Weight loss from bariatric surgery cuts COVID-19 complications risks
Substantial weight loss after bariatric surgery was associated with improved COVID-19 outcomes compared with nonsurgical controls, including a 49% lower risk for hospitalization and a 60% lower risk for developing severe disease, data show.
“Many studies demonstrate a strong link between obesity and clinical outcomes of COVID-19, and all available studies suggest obesity is a major risk factor for severity of COVID-19,” Ali Aminian, MD, professor of surgery and director of Cleveland Clinic’s Bariatric and Metabolic Institute, told Healio. “However, there is no study to examine whether obesity is a modifiable risk factor for COVID-19. We designed and conducted this study to assess the effects of successful weight-loss intervention on the risk for COVID-19.”
In a retrospective, matched-cohort study, Aminian and colleagues analyzed data from 5,053 adults with a BMI of at least 35 kg/m2 who underwent Roux-en-Y gastric bypass or sleeve gastrectomy from 2004 to 2017 at Cleveland Clinic Health System (median age, 46 years; 77.6% women; median BMI, 45 kg/m2). Researchers matched patients in the surgical group 1:3 with 15,159 adults with obesity who did not undergo bariatric surgery, using electronic health record data. Researchers assessed four COVID-19-related outcomes among patients from March 2020 to March 2021: positive COVID-19 test result; hospitalization; need for supplemental oxygen; and severe COVID-19 infection, defined as a composite of ICU admission, need for mechanical ventilation or death. The overall median follow-up duration was 6.1 years.
The findings were published in JAMA Surgery.

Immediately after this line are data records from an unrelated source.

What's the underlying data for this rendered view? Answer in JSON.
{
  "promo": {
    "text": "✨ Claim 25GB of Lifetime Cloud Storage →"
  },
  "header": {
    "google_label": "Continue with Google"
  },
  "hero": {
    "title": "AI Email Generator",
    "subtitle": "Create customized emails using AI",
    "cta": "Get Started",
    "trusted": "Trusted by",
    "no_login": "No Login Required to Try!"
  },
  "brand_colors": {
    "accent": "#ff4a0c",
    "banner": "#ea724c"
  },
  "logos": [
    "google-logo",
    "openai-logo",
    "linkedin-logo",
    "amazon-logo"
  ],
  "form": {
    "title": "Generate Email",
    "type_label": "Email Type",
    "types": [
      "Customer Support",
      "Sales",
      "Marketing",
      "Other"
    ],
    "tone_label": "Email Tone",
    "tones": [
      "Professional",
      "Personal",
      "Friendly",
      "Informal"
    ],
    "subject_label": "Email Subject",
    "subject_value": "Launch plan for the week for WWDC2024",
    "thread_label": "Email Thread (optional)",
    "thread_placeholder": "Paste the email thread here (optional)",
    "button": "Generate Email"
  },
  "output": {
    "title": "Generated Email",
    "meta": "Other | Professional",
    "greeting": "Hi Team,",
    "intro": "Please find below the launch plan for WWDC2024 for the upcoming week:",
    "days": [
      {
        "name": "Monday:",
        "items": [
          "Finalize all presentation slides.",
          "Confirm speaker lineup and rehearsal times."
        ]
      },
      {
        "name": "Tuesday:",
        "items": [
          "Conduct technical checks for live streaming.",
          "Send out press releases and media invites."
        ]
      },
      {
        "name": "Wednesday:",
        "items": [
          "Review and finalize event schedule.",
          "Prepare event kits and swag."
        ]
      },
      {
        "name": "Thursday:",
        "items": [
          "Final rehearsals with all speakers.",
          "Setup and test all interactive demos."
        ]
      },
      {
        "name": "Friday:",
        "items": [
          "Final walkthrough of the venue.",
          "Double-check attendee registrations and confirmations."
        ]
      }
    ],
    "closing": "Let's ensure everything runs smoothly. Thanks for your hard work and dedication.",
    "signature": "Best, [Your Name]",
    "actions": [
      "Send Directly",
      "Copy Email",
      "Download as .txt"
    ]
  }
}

Before the COVID-19 outbreak, patients in the surgical group lost more weight vs. controls, with a mean difference at 10 years from baseline of 18.6 percentage points (95% CI, 18.4-18.7) as well as a 53% lower 10-year cumulative incidence of all-cause, non-COVID-19 mortality vs. controls (4.7% vs. 9.4%; P < .001).
Within the cohort, 11,809 patients were available on March 1, 2020, for an assessment of COVID-19-related outcomes. The rates of positive SARS-CoV-2 test results were comparable in the surgical (9.1%) and control groups (8.7%; P = .71). However, undergoing weight-loss surgery was associated with a lower risk for hospitalization (adjusted HR = 0.51; 95% CI, 0.35-0.76), need for supplemental oxygen (aHR = 0.37; 95% CI, 0.23-0.61) and severe COVID-19 infection (aHR = 0.4; 95% CI, 0.18-0.86).
“The large magnitude of effects after losing weight with metabolic surgery was surprising,” Aminian told Healio. “If we help patients lose weight, we can reverse many health consequences of obesity. This study clearly demonstrated that obesity is a modifiable risk factor for COVID-19. Considering the worldwide prevalence of obesity, findings from this study can have significant public health implications in the current pandemic and for future infectious outbreaks.”
The researchers noted that given the observational nature of the study and the low number of infections, the findings should be considered hypothesis-generating and not conclusive.
“Let me be clear about findings of this study,” Aminian told Healio. “Anyone can develop a severe form of COVID-19; however, the risk is greater among patients with obesity. That is why everyone should follow public health recommendations, such as wearing mask and getting vaccinated. Based on our findings, in patients with obesity, losing weight can also be helpful to decrease the severity of COVID-19.”
For more information:
Ali Aminian, MD, can be reached at email@example.com; Twitter: @Ali_Aminian_MD.